- RECORD SET:

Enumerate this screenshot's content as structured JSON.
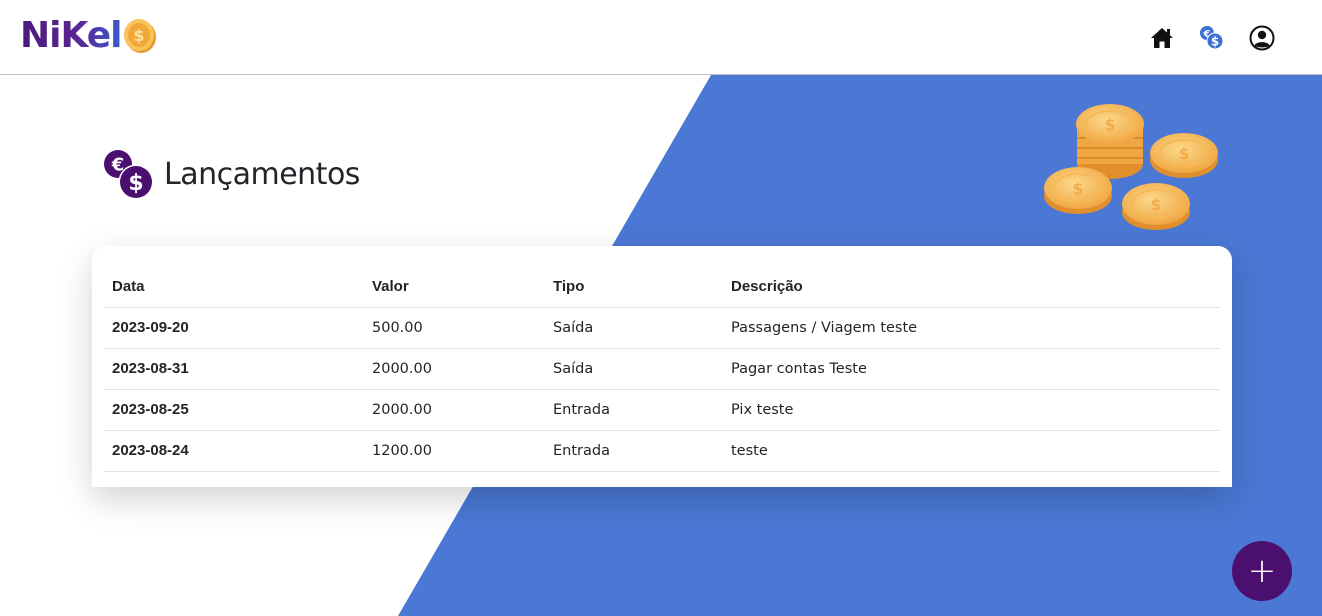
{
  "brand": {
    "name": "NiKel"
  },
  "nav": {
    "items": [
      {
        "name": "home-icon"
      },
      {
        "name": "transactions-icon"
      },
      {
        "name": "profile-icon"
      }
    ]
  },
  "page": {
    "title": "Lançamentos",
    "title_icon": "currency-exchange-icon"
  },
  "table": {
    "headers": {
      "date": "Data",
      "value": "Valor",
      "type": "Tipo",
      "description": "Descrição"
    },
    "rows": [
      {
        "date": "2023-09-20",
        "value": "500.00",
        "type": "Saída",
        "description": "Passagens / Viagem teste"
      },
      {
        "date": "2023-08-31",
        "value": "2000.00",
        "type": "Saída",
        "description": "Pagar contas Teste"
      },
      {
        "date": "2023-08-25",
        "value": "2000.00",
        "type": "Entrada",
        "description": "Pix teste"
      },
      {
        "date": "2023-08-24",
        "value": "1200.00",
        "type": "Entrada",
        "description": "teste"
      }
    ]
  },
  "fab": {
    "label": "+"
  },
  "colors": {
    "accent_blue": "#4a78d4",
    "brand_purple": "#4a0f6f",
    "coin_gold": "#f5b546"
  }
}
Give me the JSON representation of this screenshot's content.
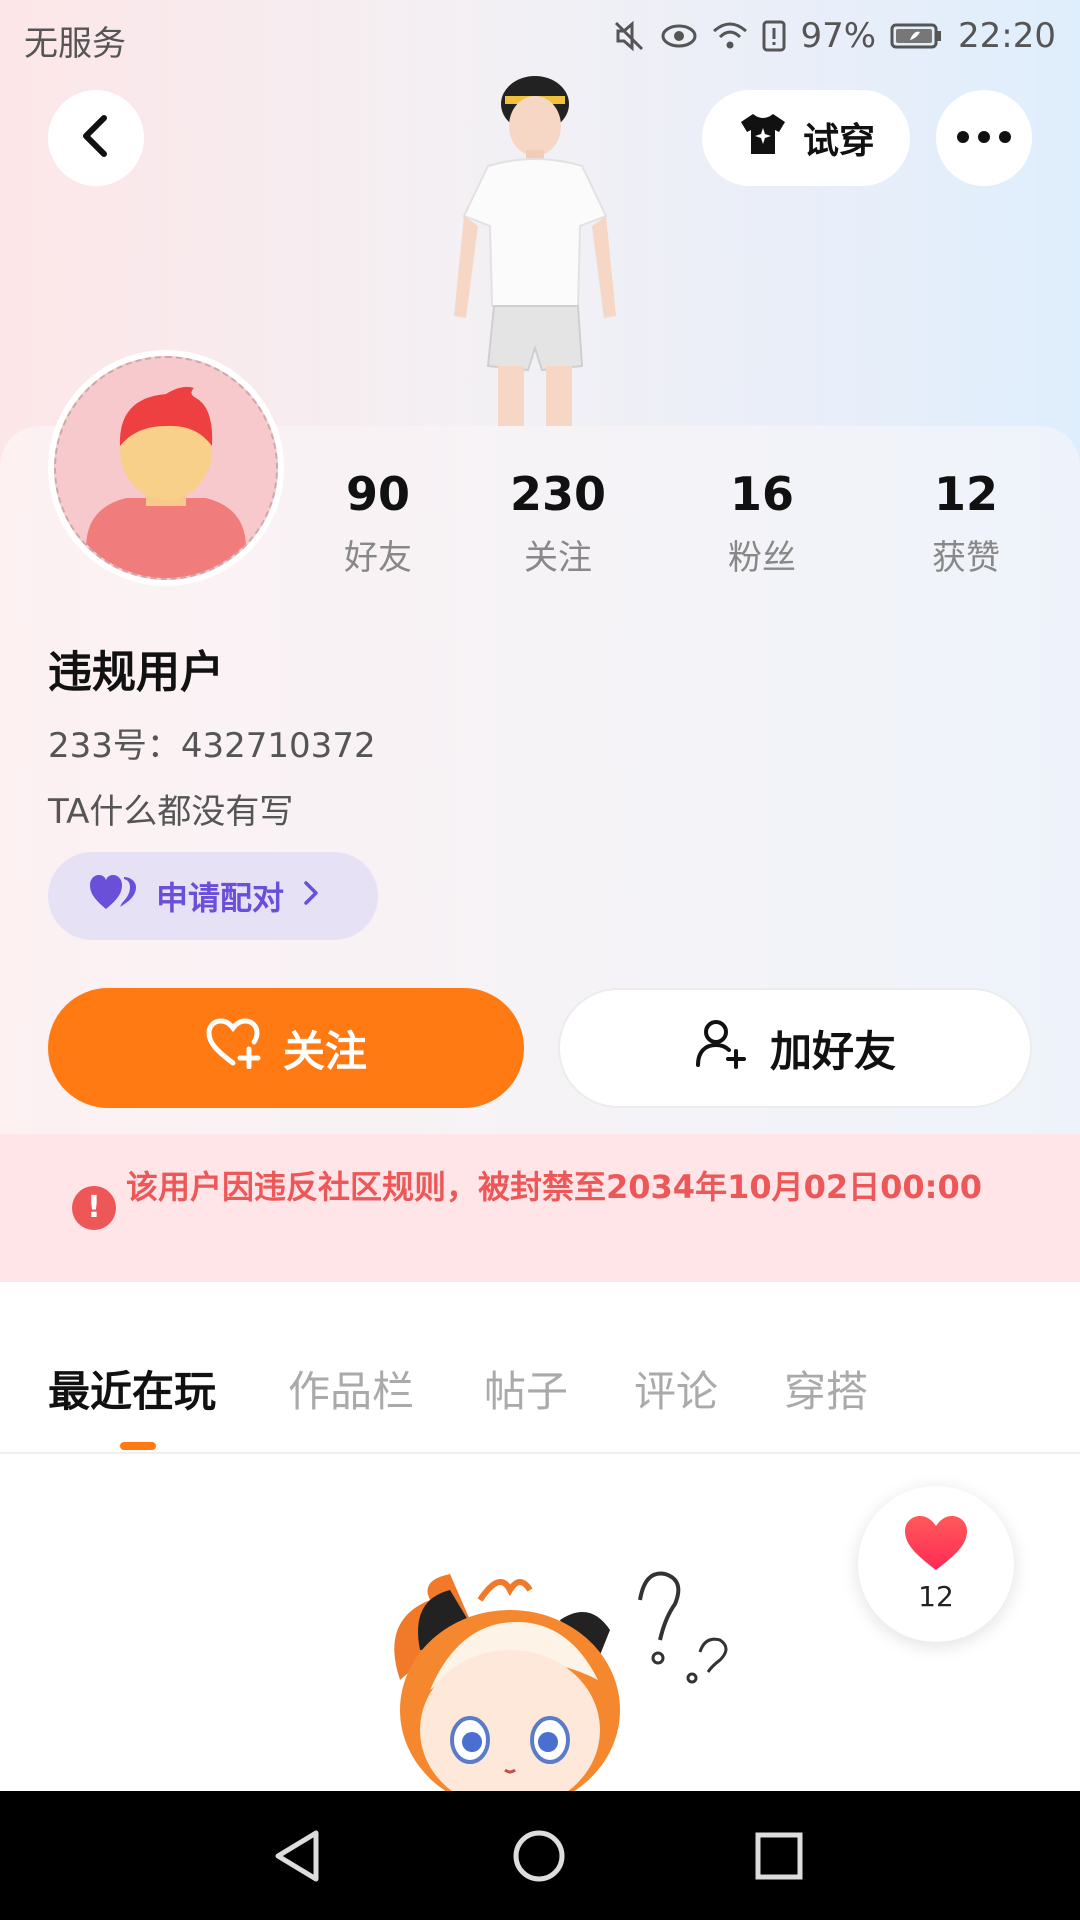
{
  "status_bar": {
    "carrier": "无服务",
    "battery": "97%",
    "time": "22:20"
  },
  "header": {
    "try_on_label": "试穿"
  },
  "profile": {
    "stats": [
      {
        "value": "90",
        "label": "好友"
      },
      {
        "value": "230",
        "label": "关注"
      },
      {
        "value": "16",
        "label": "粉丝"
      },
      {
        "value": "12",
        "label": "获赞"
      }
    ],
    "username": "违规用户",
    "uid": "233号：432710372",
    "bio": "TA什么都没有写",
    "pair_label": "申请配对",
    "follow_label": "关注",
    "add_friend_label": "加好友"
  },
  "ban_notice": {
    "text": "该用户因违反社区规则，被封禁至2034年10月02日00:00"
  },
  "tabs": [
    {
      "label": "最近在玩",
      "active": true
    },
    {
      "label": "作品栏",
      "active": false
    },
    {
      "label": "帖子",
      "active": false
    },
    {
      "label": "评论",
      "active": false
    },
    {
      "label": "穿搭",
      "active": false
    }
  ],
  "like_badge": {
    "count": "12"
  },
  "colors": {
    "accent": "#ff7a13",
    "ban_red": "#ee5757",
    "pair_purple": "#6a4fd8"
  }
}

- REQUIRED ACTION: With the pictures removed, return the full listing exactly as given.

- YOUR RESPONSE:
Enumerate this screenshot's content as structured JSON.
{
  "brand": {
    "name": "NiKel"
  },
  "nav": {
    "items": [
      {
        "name": "home-icon"
      },
      {
        "name": "transactions-icon"
      },
      {
        "name": "profile-icon"
      }
    ]
  },
  "page": {
    "title": "Lançamentos",
    "title_icon": "currency-exchange-icon"
  },
  "table": {
    "headers": {
      "date": "Data",
      "value": "Valor",
      "type": "Tipo",
      "description": "Descrição"
    },
    "rows": [
      {
        "date": "2023-09-20",
        "value": "500.00",
        "type": "Saída",
        "description": "Passagens / Viagem teste"
      },
      {
        "date": "2023-08-31",
        "value": "2000.00",
        "type": "Saída",
        "description": "Pagar contas Teste"
      },
      {
        "date": "2023-08-25",
        "value": "2000.00",
        "type": "Entrada",
        "description": "Pix teste"
      },
      {
        "date": "2023-08-24",
        "value": "1200.00",
        "type": "Entrada",
        "description": "teste"
      }
    ]
  },
  "fab": {
    "label": "+"
  },
  "colors": {
    "accent_blue": "#4a78d4",
    "brand_purple": "#4a0f6f",
    "coin_gold": "#f5b546"
  }
}
Give me the JSON representation of this screenshot's content.
{
  "status_bar": {
    "carrier": "无服务",
    "battery": "97%",
    "time": "22:20"
  },
  "header": {
    "try_on_label": "试穿"
  },
  "profile": {
    "stats": [
      {
        "value": "90",
        "label": "好友"
      },
      {
        "value": "230",
        "label": "关注"
      },
      {
        "value": "16",
        "label": "粉丝"
      },
      {
        "value": "12",
        "label": "获赞"
      }
    ],
    "username": "违规用户",
    "uid": "233号：432710372",
    "bio": "TA什么都没有写",
    "pair_label": "申请配对",
    "follow_label": "关注",
    "add_friend_label": "加好友"
  },
  "ban_notice": {
    "text": "该用户因违反社区规则，被封禁至2034年10月02日00:00"
  },
  "tabs": [
    {
      "label": "最近在玩",
      "active": true
    },
    {
      "label": "作品栏",
      "active": false
    },
    {
      "label": "帖子",
      "active": false
    },
    {
      "label": "评论",
      "active": false
    },
    {
      "label": "穿搭",
      "active": false
    }
  ],
  "like_badge": {
    "count": "12"
  },
  "colors": {
    "accent": "#ff7a13",
    "ban_red": "#ee5757",
    "pair_purple": "#6a4fd8"
  }
}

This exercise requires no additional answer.